Zerbe, A., Brittain, K., Phillips, T. K., Iyun, V. O., Allerton, J., Nofemela, A., Kalombo, C. D., Myer, L., & Abrams, E. J. (2020).
BMC health services research, 20(1), 621. https://doi.org/10.1186/s12913-020-05470-5
Background: With an increasing number of countries implementing Option B+ guidelines of lifelong antiretroviral therapy (ART) for all pregnant and breastfeeding women, there is urgent need to identify effective approaches for retaining this growing and highly vulnerable population in ART care.
Methods: Newly postpartum, breastfeeding women who initiated ART in pregnancy and met eligibility criteria were enrolled, and offered the choice of two options for postpartum ART care: (i) referral to existing network of community-based adherence clubs or (ii) referral to local primary health care clinic (PHC). Women were followed at study measurement visits conducted separately from either service. Primary outcome was a composite endpoint of retention in ART services and viral suppression [VS < 50 copies/mL based on viral load (VL) testing at measurement visits] at 12 months postpartum. Outcomes were compared across postpartum services using chi-square, Fisher’s exact tests and Poisson regression models. The primary outcome was compared across services where women were receiving care at 12 months postpartum in exploratory analyses.

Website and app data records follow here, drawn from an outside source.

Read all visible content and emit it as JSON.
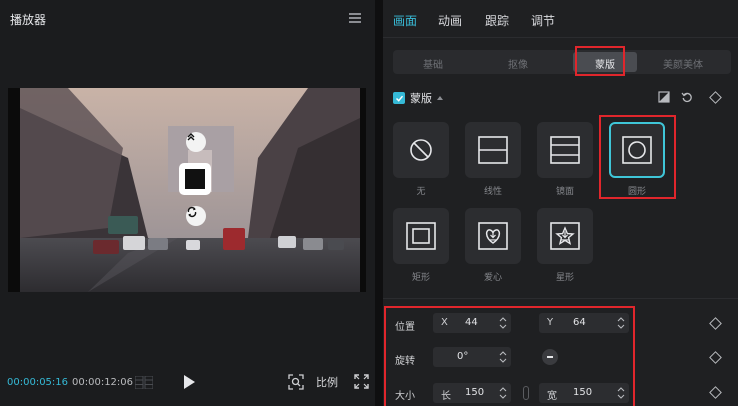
{
  "player": {
    "title": "播放器",
    "time_current": "00:00:05:16",
    "time_total": "00:00:12:06",
    "ratio_label": "比例"
  },
  "props": {
    "tabs": [
      {
        "label": "画面",
        "active": true
      },
      {
        "label": "动画",
        "active": false
      },
      {
        "label": "跟踪",
        "active": false
      },
      {
        "label": "调节",
        "active": false
      }
    ],
    "subtabs": [
      {
        "label": "基础",
        "active": false
      },
      {
        "label": "抠像",
        "active": false
      },
      {
        "label": "蒙版",
        "active": true
      },
      {
        "label": "美颜美体",
        "active": false
      }
    ],
    "section_title": "蒙版",
    "masks": [
      {
        "label": "无",
        "icon": "none-icon",
        "selected": false,
        "download": false
      },
      {
        "label": "线性",
        "icon": "linear-icon",
        "selected": false,
        "download": false
      },
      {
        "label": "镜面",
        "icon": "mirror-icon",
        "selected": false,
        "download": false
      },
      {
        "label": "圆形",
        "icon": "circle-icon",
        "selected": true,
        "download": false
      },
      {
        "label": "矩形",
        "icon": "rectangle-icon",
        "selected": false,
        "download": false
      },
      {
        "label": "爱心",
        "icon": "heart-icon",
        "selected": false,
        "download": true
      },
      {
        "label": "星形",
        "icon": "star-icon",
        "selected": false,
        "download": true
      }
    ],
    "position": {
      "label": "位置",
      "x_label": "X",
      "x": "44",
      "y_label": "Y",
      "y": "64"
    },
    "rotation": {
      "label": "旋转",
      "value": "0°"
    },
    "size": {
      "label": "大小",
      "w_label": "长",
      "w": "150",
      "h_label": "宽",
      "h": "150"
    }
  },
  "colors": {
    "accent": "#35b9d6",
    "highlight": "#e0262c"
  }
}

Results: Between February and September 2015, 129 women (median age: 28.9 years; median time postpartum: 10 days) were enrolled with 65% opting to receive postpartum HIV care through an adherence club. Among 110 women retained at study measurement visits, 91 (83%) achieved the composite endpoint, with no difference between those who originally chose clubs versus those who chose PHC services. Movement from an adherence club to PHC services was common: 31% of women who originally chose clubs and were engaged in care at 12 months postpartum were attending a PHC service. Further, levels of VS differed significantly by where women were accessing ART care at 12 months postpartum, regardless of initial choice: 98% of women receiving care in an adherence club and 76% receiving care at PHC had VS < 50 copies/mL at 12 months postpartum (p = 0.001).
Conclusion: This study found comparable outcomes related to retention and VS at 12 months postpartum between women choosing adherence clubs and those choosing PHC. However, movement between postpartum services among those who originally chose adherence clubs was common, with poorer VS outcomes among women leaving clubs and returning to PHC services.